The Vatican announced Pope Francis’s decision to consecrate both countries last week. He has subsequently written to bishops from all over the world to join him, and several conferences have already announced their decision to do so, including those of the United States, Argentina and India.
The consecration itself is important. Yet for this young man who had to grow up too fast after both his father and older brother left the relative comfort they have enjoyed in Rome for the past decade to join the Ukrainian forces in defending their country, what truly mattered was that the pope said “Russia.”
It has long been pointed out that, since this crisis escalated, Francis spoke weekly of the need for peace in Ukraine, denouncing the conflict as senseless, defining the largest country in Europe as a martyr, and urging the international community to act.
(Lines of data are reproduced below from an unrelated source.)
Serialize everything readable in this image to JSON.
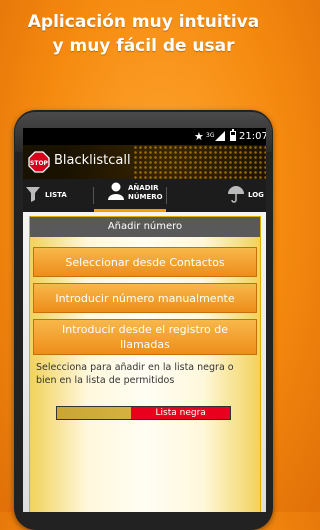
{
  "promo": {
    "line1": "Aplicación muy intuitiva",
    "line2": "y muy fácil de usar"
  },
  "statusbar": {
    "network": "3G",
    "time": "21:07",
    "icons": [
      "star-icon",
      "signal-icon",
      "battery-icon"
    ]
  },
  "app": {
    "title": "Blacklistcall",
    "logo_text": "STOP"
  },
  "tabs": [
    {
      "label": "LISTA",
      "icon": "filter-icon"
    },
    {
      "label": "AÑADIR",
      "label2": "NÚMERO",
      "icon": "add-contact-icon",
      "active": true
    },
    {
      "label": "LOG",
      "icon": "umbrella-icon"
    }
  ],
  "dialog": {
    "title": "Añadir número",
    "buttons": [
      {
        "label": "Seleccionar desde Contactos"
      },
      {
        "label": "Introducir número manualmente"
      },
      {
        "label": "Introducir desde el registro de llamadas"
      }
    ],
    "hint": "Selecciona para añadir en la lista negra o bien en la lista de permitidos",
    "toggle_label": "Lista negra",
    "toggle_selected": "Lista negra"
  },
  "colors": {
    "accent": "#f5a000",
    "button": "#ee8d1a",
    "toggle_on": "#e8001c",
    "header": "#595959"
  }
}
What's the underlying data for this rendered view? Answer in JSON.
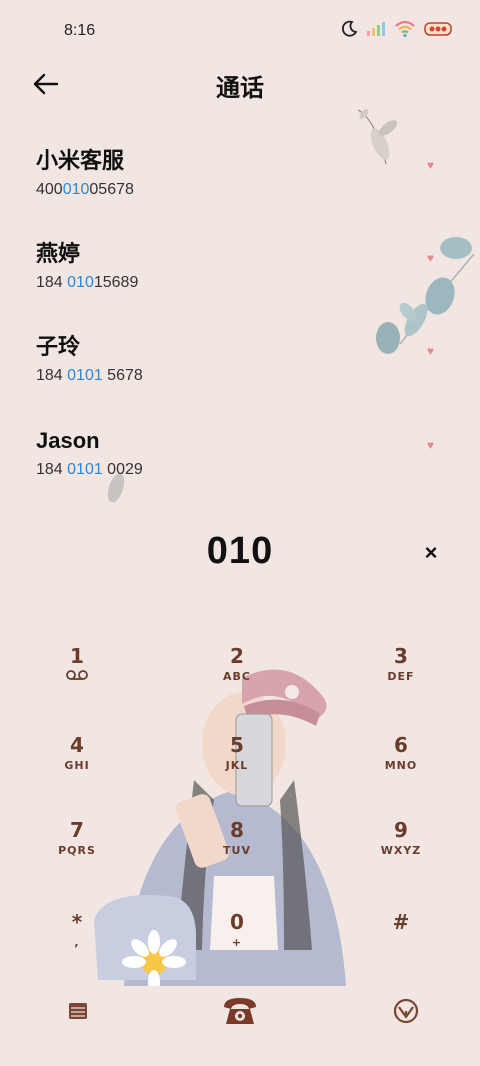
{
  "status": {
    "time": "8:16",
    "battery": "battery"
  },
  "header": {
    "title": "通话"
  },
  "contacts": [
    {
      "name": "小米客服",
      "num_pre": "400",
      "num_hl": "010",
      "num_post": "05678"
    },
    {
      "name": "燕婷",
      "num_pre": "184 ",
      "num_hl": "010",
      "num_post": "15689"
    },
    {
      "name": "子玲",
      "num_pre": "184 ",
      "num_hl": "0101",
      "num_post": " 5678"
    },
    {
      "name": "Jason",
      "num_pre": "184 ",
      "num_hl": "0101",
      "num_post": " 0029"
    }
  ],
  "dialer": {
    "display": "010",
    "clear": "×"
  },
  "keys": [
    {
      "digit": "1",
      "letters": ""
    },
    {
      "digit": "2",
      "letters": "ABC"
    },
    {
      "digit": "3",
      "letters": "DEF"
    },
    {
      "digit": "4",
      "letters": "GHI"
    },
    {
      "digit": "5",
      "letters": "JKL"
    },
    {
      "digit": "6",
      "letters": "MNO"
    },
    {
      "digit": "7",
      "letters": "PQRS"
    },
    {
      "digit": "8",
      "letters": "TUV"
    },
    {
      "digit": "9",
      "letters": "WXYZ"
    },
    {
      "digit": "*",
      "letters": ","
    },
    {
      "digit": "0",
      "letters": "+"
    },
    {
      "digit": "#",
      "letters": ""
    }
  ],
  "icons": {
    "back": "back-arrow-icon",
    "heart": "♥",
    "voicemail": "voicemail-icon",
    "keypad_toggle": "keypad-toggle-icon",
    "call": "phone-call-icon",
    "menu": "menu-icon"
  },
  "colors": {
    "background": "#f2e6e2",
    "highlight": "#2a88d8",
    "key_text": "#6b3c2c",
    "heart": "#e88888"
  }
}
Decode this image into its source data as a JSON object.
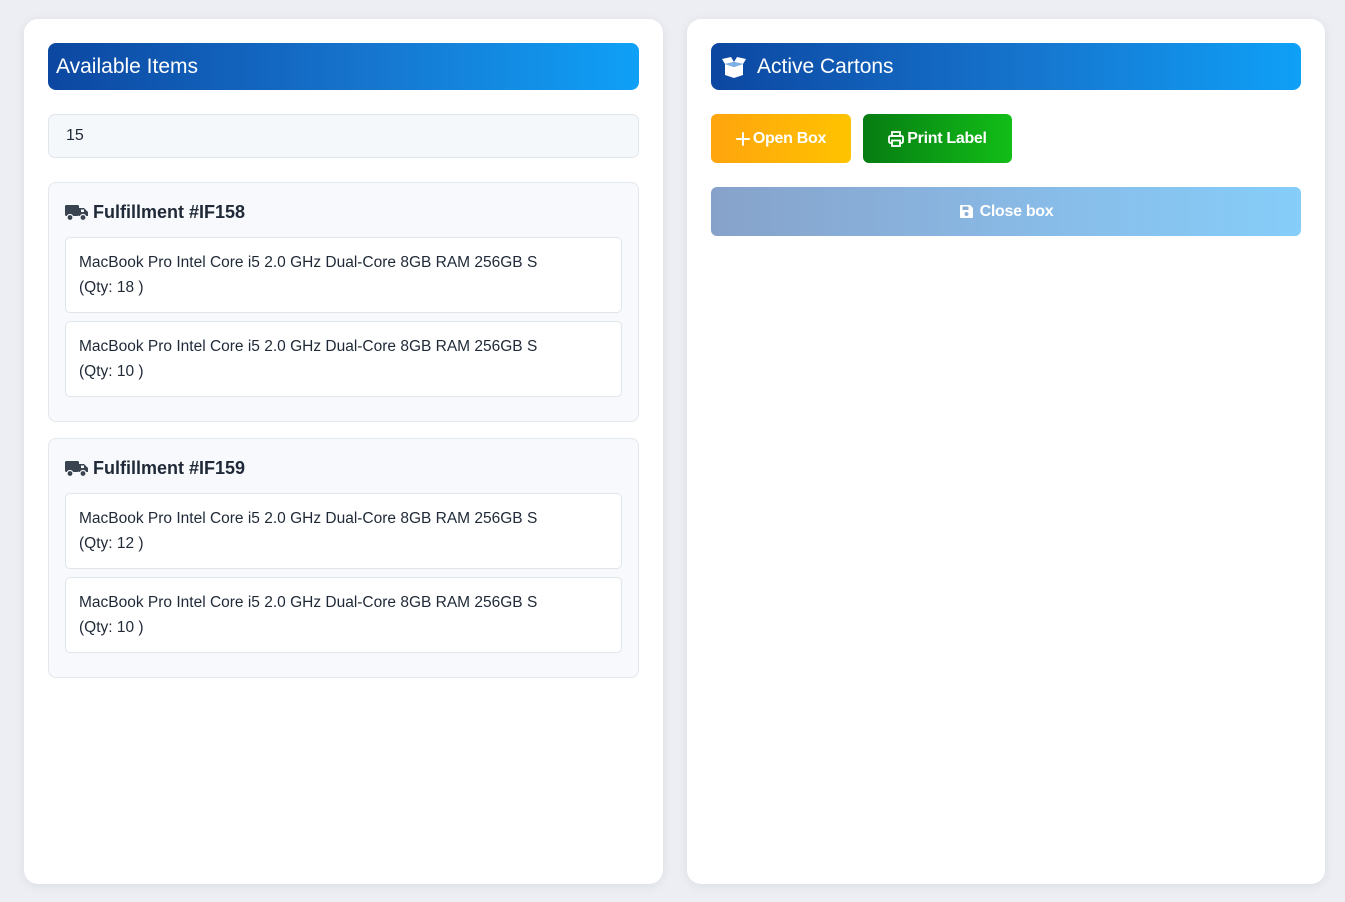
{
  "left": {
    "title": "Available Items",
    "search_value": "15",
    "fulfillments": [
      {
        "title": "Fulfillment #IF158",
        "items": [
          {
            "name": "MacBook Pro Intel Core i5 2.0 GHz Dual-Core 8GB RAM 256GB S",
            "qty": "(Qty: 18 )"
          },
          {
            "name": "MacBook Pro Intel Core i5 2.0 GHz Dual-Core 8GB RAM 256GB S",
            "qty": "(Qty: 10 )"
          }
        ]
      },
      {
        "title": "Fulfillment #IF159",
        "items": [
          {
            "name": "MacBook Pro Intel Core i5 2.0 GHz Dual-Core 8GB RAM 256GB S",
            "qty": "(Qty: 12 )"
          },
          {
            "name": "MacBook Pro Intel Core i5 2.0 GHz Dual-Core 8GB RAM 256GB S",
            "qty": "(Qty: 10 )"
          }
        ]
      }
    ]
  },
  "right": {
    "title": "Active Cartons",
    "open_box_label": "Open Box",
    "print_label_label": "Print Label",
    "close_box_label": "Close box"
  },
  "icons": {
    "header_left": "",
    "header_right": "box-open-icon",
    "fulfillment": "truck-icon",
    "open_box": "plus-icon",
    "print_label": "printer-icon",
    "close_box": "save-icon"
  },
  "colors": {
    "header_start": "#0c47a1",
    "header_end": "#0fa0f7",
    "open_box_start": "#ffa40e",
    "open_box_end": "#ffc300",
    "print_start": "#067c12",
    "print_end": "#12be18",
    "close_start": "#87a2ca",
    "close_end": "#86cdf9"
  }
}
“It is a symbol at best, but it means that, when I go to school tomorrow, and we talk about the war, and I mention the heroism of my dad and brother, I won’t have to fend off a mate who says that if Francis truly cared, he’d name the aggressor,” Borys told Crux on Sunday, as he was leaving the square, in the company of his sisters and mother.
Asked for his last name, he said it “didn’t matter,” because he’s far from being the only one in the Ukrainian community living in Italy who had to answer that question – with many of them actually asking it themselves.
“Don’t get me wrong, I understand the need for diplomacy, and I’m a practicing Catholic who’s been coming to the Angelus for quite some time now,” he said. “I know what he has said, and I know that previous popes have been wary when it comes to naming the aggressor.”
“I just couldn’t deal with stupidity from my friends on top of everything else,” he said.
Francis’s mention of Russia followed his denunciation of missiles and bombs falling on civilians, the elderly, children, and pregnant mothers.
“I went to see the wounded children who are here in Rome,” he said, referring to a visit he paid on Saturday to Bambino Gesu hospital, a pediatric institution run by the Vatican in downtown Rome. “One was missing an arm; one had a head injury…innocent children.”
“I think of the millions of Ukrainian refugees who must flee, leaving everything behind, and I feel a great pain for those who do not even have the possibility to escape,” the pope said. “So many grandparents, sick and poor people separated from their own families, so many children and vulnerable people are left to die under the bombs without being able to receive help and find safety even in the air raid shelters.”
All this is inhuman, the pontiff said.
“Indeed, it is also sacrilegious because it goes against the sacredness of human life, especially against defenseless human life, which must be respected and protected, not eliminated, and this comes before any strategy,” he added. “Let us not forget it is inhuman and sacrilegious cruelty! Let us pray in silence for those who are suffering.”
Francis also praised the local Catholic hierarchy, saying that the people “left under the bombs” don’t lack the closeness of their pastors, who in these tragic days are “living the Gospel of charity and fraternity.” He thanked them for their concrete support and witness, offering courageous help to “desperate people.”
“Let us be close to this people; let us embrace them with affection, with concrete commitment and prayer,” he said. “And please, let us not get used to war and violence. Let us not tire of welcoming them with generosity as we are doing now, not only during the emergency, but also in the weeks and months to come.”
The pope’s remarks came as Patriarch Kirill, head of the Russian Orthodox Church, doubled down on his efforts to defend a supernatural reasoning behind the war. After the invasion began, the patriarch lauded military service as “an active manifestation of evangelical love for neighbors.”